In other grant news: Researchers from University Hospitals Case Medical Center and Case Western Reserve University School of Medicine (both Cleveland) have been awarded a $2.4 million grant over five years from the National Eye Institute (NEI) to study corneal infection (keratitis) brought on by disease-causing fungi that can be lurking on contact lenses, in the air, in the dirt, or even on common household surfaces.
They will set their sights on Fusarium solani, the ubiquitous fungus that achieved international notoriety in 2005 and 2006 after an outbreak of corneal infections related to a contact lens care solution in the U.S.
The researchers will study the body's immune response to Fusarium and other pathogenic fungi, and will identify factors that fuel the infections.
Leading the study are Eric Pearlman, PhD, research director and research professor in the department of ophthalmology and visual sciences, and Mahmoud Ghannoum, PhD, director of the Center for Medical Mycology in the department of dermatology.
"Fusarium solani was already well-known as an important cause of eye infections in warm, humid areas of the U.S., and in southern and southeastern Asia, where this fungus can be picked up from the digging of dirt in agricultural work," Pearlman said."A couple of years ago, we saw it cause a lot of trouble in contact lens wearers because cleaning solutions weren't able to scrub it away. Once it got into people's eyes, it caused many problems and led to a recall of a cleaning solution."
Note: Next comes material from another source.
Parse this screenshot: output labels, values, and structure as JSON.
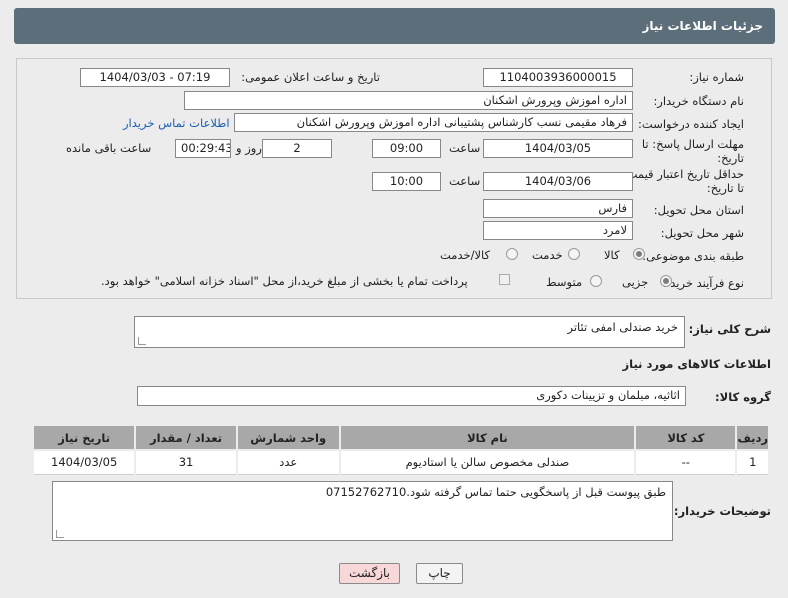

Earlier this year, this research team published a study that described how fungal cells formed biofilms, highly resistant structures held together with a glue-like matrix material.